Eco Printing

Had oodles of fun yesterday learning how to do eco printing. It was an afternoon class offered for SAQA  members. There were 6 of us in the class, taught by Molly Koehn, a graduate student at ASU in Tempe.

Molly provided us with most of the fabrics but we were also allowed to bring our own. We used raw silk that was treated with a mordant, a silk/wool blend scarf, and other assorted silk pieces. The first thing we did was walk about the campus and collect leaves and some picked old flowers.

The next step was to choose which fabric we wanted to start with and arrange leaves, etc on half the fabric. We folded over the other half then rolled it tightly around an assortment of items such as dowels and pvc pipe. Someone brought in a piece of copper pipe as well. After it was rolled we tightly wrapped string around it. The idea is to make sure the leaves have as much contact with the fabric as possible. Our bundles were dropped into pot of simmering water and left for an hour. In the meantime, we did up more bundles.

Molly also provided us with a liquid post mordant that she had made up to use with the fabrics that had not been previously treated.

I brought with me a disaster of an experiment using thickened dye on a silk scarf. I figured it was already heading for the garbage heap so I might as well experiment. I am so glad I did. It turned into a beauty.

The results are all over the place. The fabric that was pre-treated had the strongest results, but I am not sure that it wasn't because it was a thicker fabric. I am definitely going to be doing some experiments.

Raw silk pre-treated

Raw Silk Pre-treated
Redeemed silk scarf
Silk/wool blend

Sheer silk

 I will be playing around with this technique using a variety of fibers and different mordants, both pre and post.
I had a blast.

Tuesday, March 8, 2016

I dyed... and now I am blue.

I was lucky enough to take a local 2 day workshop in Indigo dyeing with Barbara Shapiro this past weekend. I have only dyed with Indigo once before, many years ago, but because of the necessity of having to use Thiox and a gas mask, I was never inclined to start my own vat. Barbara has a method that does not use Thiox and it is not overly complicated so an Indigo vat maybe in my future. 

The history of Indigo goes back thousands and thousands of years and seems to be a part of almost every culture. It really is fascinating how important it was for trading and how it helped shape the world.

The Indigo vat we used was made with a Synthetic Indigo. I am pretty happy with my results. Some of them are a bit lighter than I would have liked but the vats were shared and I think by the end, the indigo was almost exhausted. In order to get darker colors, the pieces have to be redipped in the vat. That was not always practical given that there were 18 of us playing.

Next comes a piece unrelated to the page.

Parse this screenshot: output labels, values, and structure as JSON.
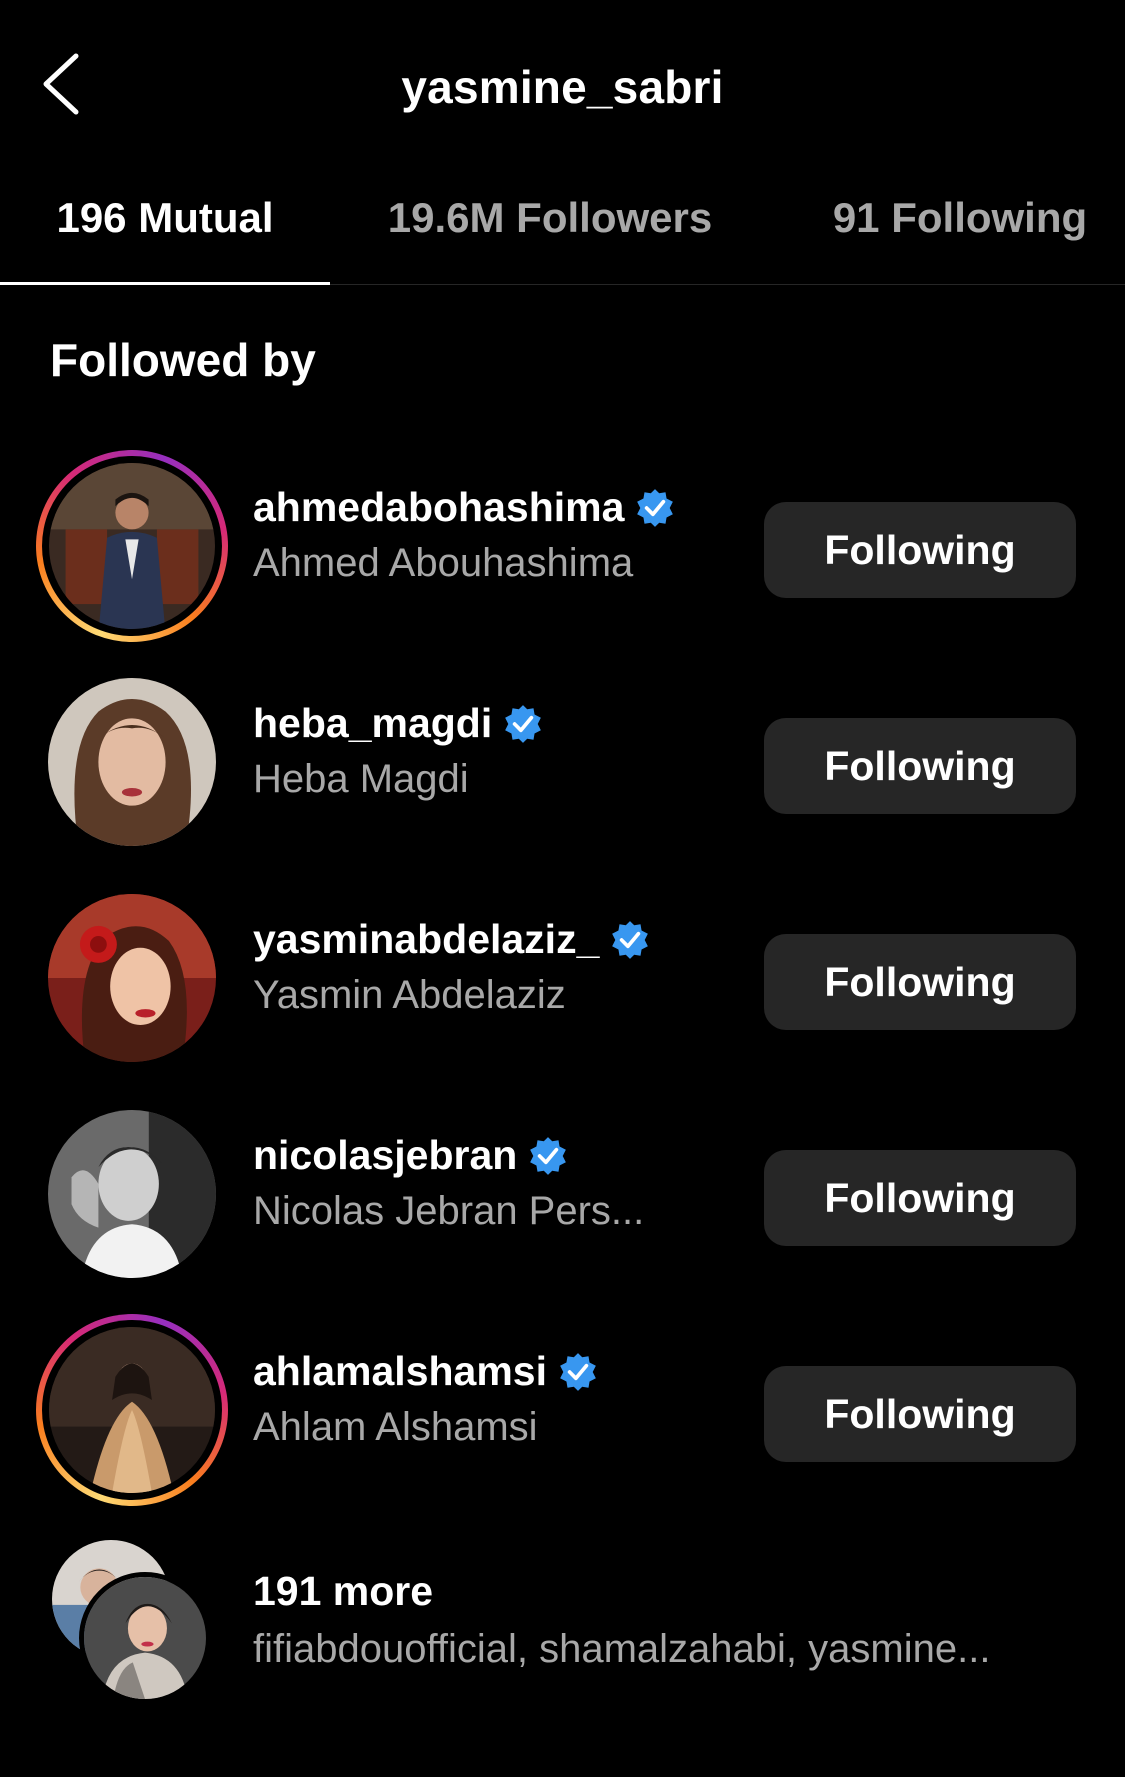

I tried several techniques on cotton and silk. I even overdyed some pieces. I will explain each photo as I can remember. I wish on some I was smart enough to take before photos, but alas, I didn't.

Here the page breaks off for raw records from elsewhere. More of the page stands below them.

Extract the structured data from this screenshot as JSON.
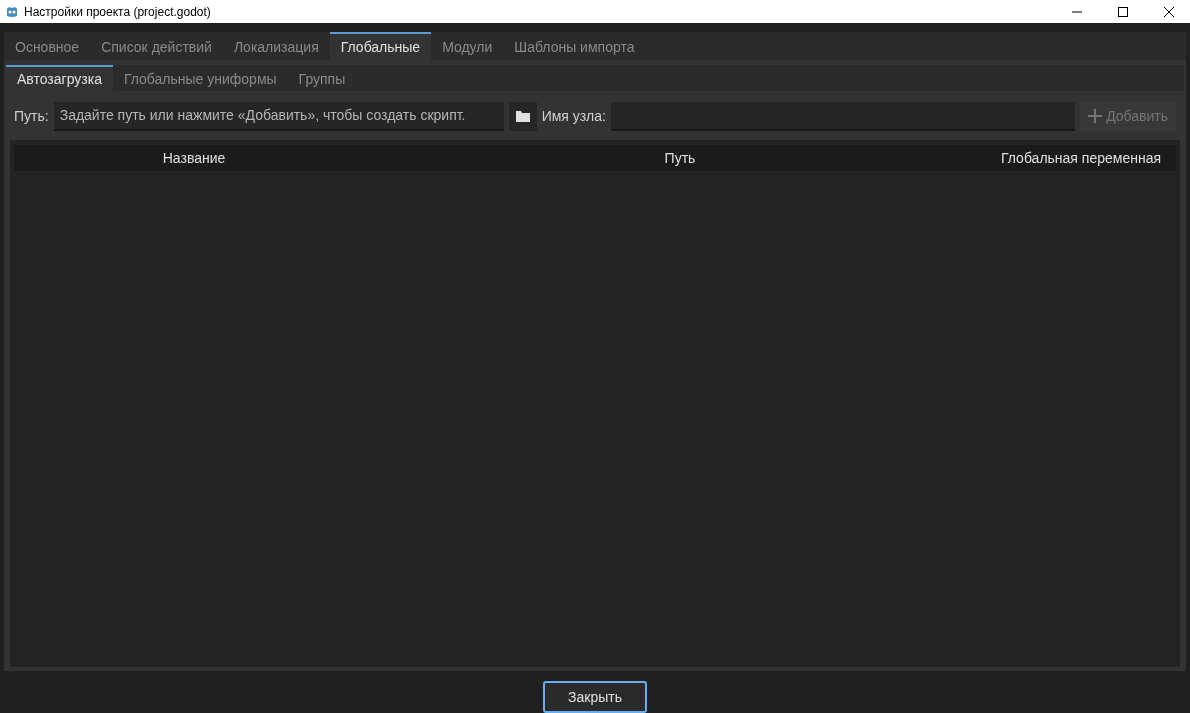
{
  "window": {
    "title": "Настройки проекта (project.godot)"
  },
  "tabs": [
    {
      "label": "Основное",
      "selected": false
    },
    {
      "label": "Список действий",
      "selected": false
    },
    {
      "label": "Локализация",
      "selected": false
    },
    {
      "label": "Глобальные",
      "selected": true
    },
    {
      "label": "Модули",
      "selected": false
    },
    {
      "label": "Шаблоны импорта",
      "selected": false
    }
  ],
  "subtabs": [
    {
      "label": "Автозагрузка",
      "selected": true
    },
    {
      "label": "Глобальные униформы",
      "selected": false
    },
    {
      "label": "Группы",
      "selected": false
    }
  ],
  "path_label": "Путь:",
  "path_field": {
    "placeholder": "Задайте путь или нажмите «Добавить», чтобы создать скрипт."
  },
  "node_name_label": "Имя узла:",
  "add_button": {
    "label": "Добавить",
    "disabled": true
  },
  "table": {
    "columns": [
      "Название",
      "Путь",
      "Глобальная переменная"
    ]
  },
  "close_button": "Закрыть"
}
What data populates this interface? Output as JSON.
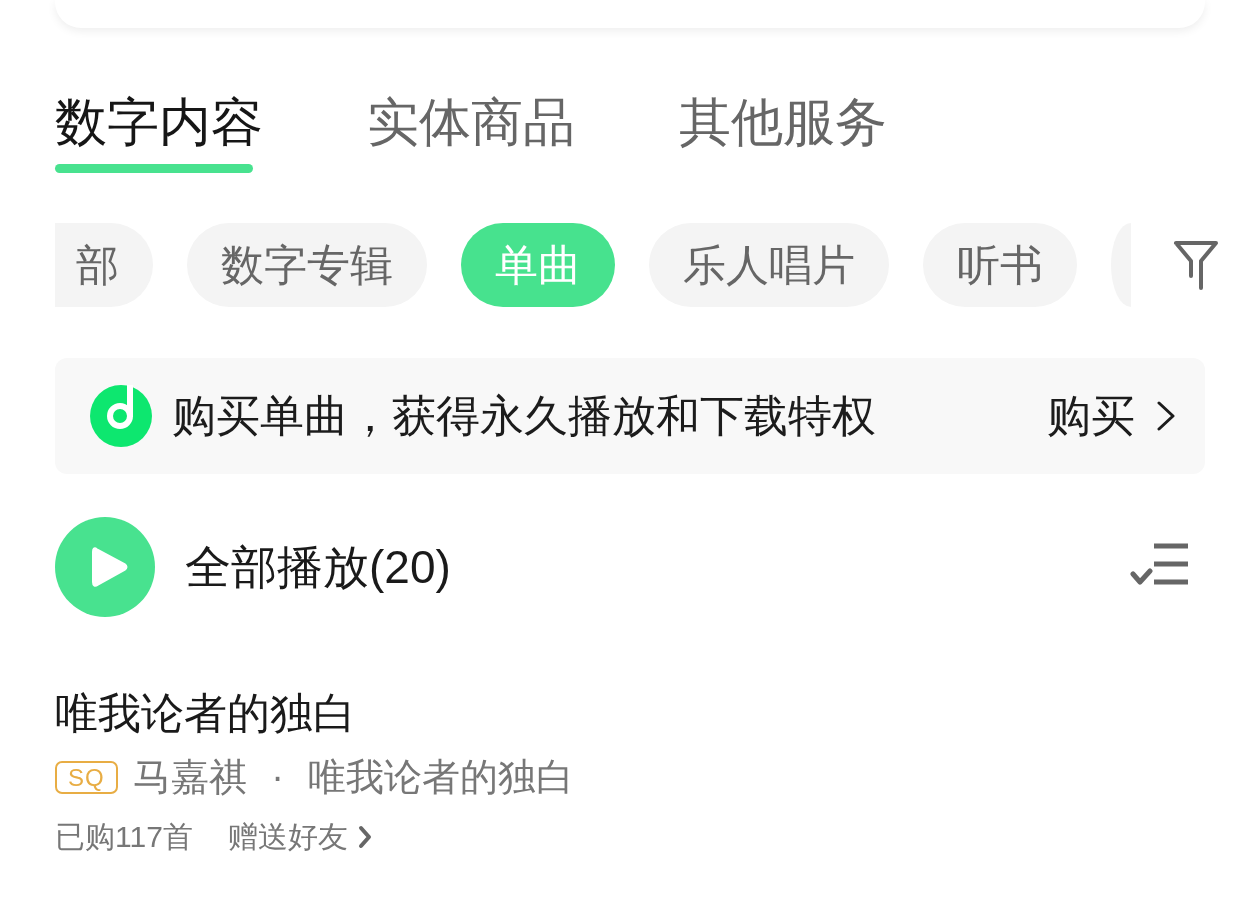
{
  "tabs": [
    {
      "label": "数字内容",
      "selected": true
    },
    {
      "label": "实体商品",
      "selected": false
    },
    {
      "label": "其他服务",
      "selected": false
    }
  ],
  "filter_chips": [
    {
      "kind": "clipped_start",
      "label": "部",
      "selected": false
    },
    {
      "kind": "full",
      "label": "数字专辑",
      "selected": false
    },
    {
      "kind": "full",
      "label": "单曲",
      "selected": true
    },
    {
      "kind": "full",
      "label": "乐人唱片",
      "selected": false
    },
    {
      "kind": "full",
      "label": "听书",
      "selected": false
    },
    {
      "kind": "clipped_end",
      "selected": false
    }
  ],
  "banner": {
    "text": "购买单曲，获得永久播放和下载特权",
    "action": "购买"
  },
  "play_all": {
    "label": "全部播放(20)"
  },
  "songs": [
    {
      "title": "唯我论者的独白",
      "quality": "SQ",
      "subtitle": "马嘉祺 · 唯我论者的独白"
    }
  ],
  "footer": {
    "purchased": "已购117首",
    "gift_link": "赠送好友"
  }
}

The first two pieces we dyed were cotton that we folded and used chopsticks as a resist.... The white is where the indigo did not penetrate the fabric.

I brought with me some pieces that were headed for the trash bin. I decided I would give a try to over dying them to see if I could breath new life into them. Several years ago a took a mini class with Rayna Gilman at her studio. We were screen printing with paint and newspaper. Some of the pieces I did came out well but a few were just plain ugly. One of these I just scrunched up and put in the indigo vat, the other I folded and clamped on some tongue depressors before immersing it. I am happy with both now and I am sure they will somehow appear in some future work.

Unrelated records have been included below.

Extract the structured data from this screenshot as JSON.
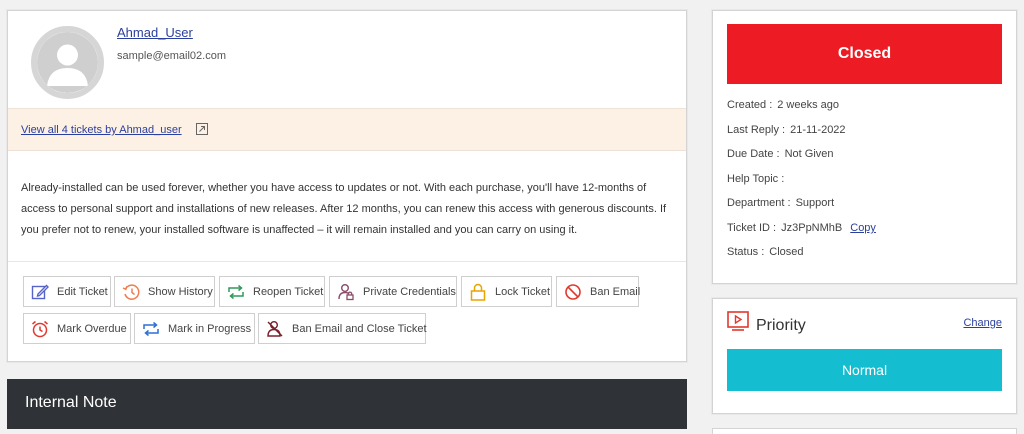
{
  "user": {
    "name": "Ahmad_User",
    "email": "sample@email02.com",
    "tickets_link": "View all 4 tickets by Ahmad_user"
  },
  "ticket": {
    "body": "Already-installed can be used forever, whether you have access to updates or not. With each purchase, you'll have 12-months of access to personal support and installations of new releases. After 12 months, you can renew this access with generous discounts. If you prefer not to renew, your installed software is unaffected – it will remain installed and you can carry on using it."
  },
  "actions": {
    "edit": "Edit Ticket",
    "history": "Show History",
    "reopen": "Reopen Ticket",
    "credentials": "Private Credentials",
    "lock": "Lock Ticket",
    "ban_email": "Ban Email",
    "overdue": "Mark Overdue",
    "in_progress": "Mark in Progress",
    "ban_close": "Ban Email and Close Ticket"
  },
  "note": {
    "title": "Internal Note"
  },
  "status": {
    "banner": "Closed",
    "created_label": "Created :",
    "created_value": "2 weeks ago",
    "last_reply_label": "Last Reply :",
    "last_reply_value": "21-11-2022",
    "due_label": "Due Date :",
    "due_value": "Not Given",
    "help_label": "Help Topic :",
    "help_value": "",
    "dept_label": "Department :",
    "dept_value": "Support",
    "id_label": "Ticket ID :",
    "id_value": "Jz3PpNMhB",
    "copy_label": "Copy",
    "status_label": "Status :",
    "status_value": "Closed"
  },
  "priority": {
    "title": "Priority",
    "change_label": "Change",
    "value": "Normal"
  },
  "colors": {
    "closed": "#ed1c24",
    "normal": "#15bdd0",
    "link": "#2b3f9e",
    "note_bar": "#2f3236"
  },
  "icons": [
    "user-avatar-icon",
    "external-link-icon",
    "edit-icon",
    "history-icon",
    "reopen-icon",
    "credentials-icon",
    "lock-icon",
    "ban-icon",
    "alarm-clock-icon",
    "progress-icon",
    "ban-user-icon",
    "priority-icon"
  ]
}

The next piece was a silk scarf I hated. I had been playing around with some Color Hue dyes and result was just deadly. I folded the scarf and used 2 wooden blocks as resists. I wish I had immersed it another time. I would have liked it a bit darker, but I think I have saved this scarf. It is still a bit blah, but usable.

This next couple of scarves were virginal. Two of them were pole wrapped and the last one was just knotted.

The last project was a hemmed napkin that I stitched before dunking in the indigo vat.

This one I really wish had come out darker.

I am happy with all the results and I learned some nice things in case I do decide to get a vat going.  I really like the results of over dying using resists and this is what may pushe me into doing this at home.

Next project is an ice dye.....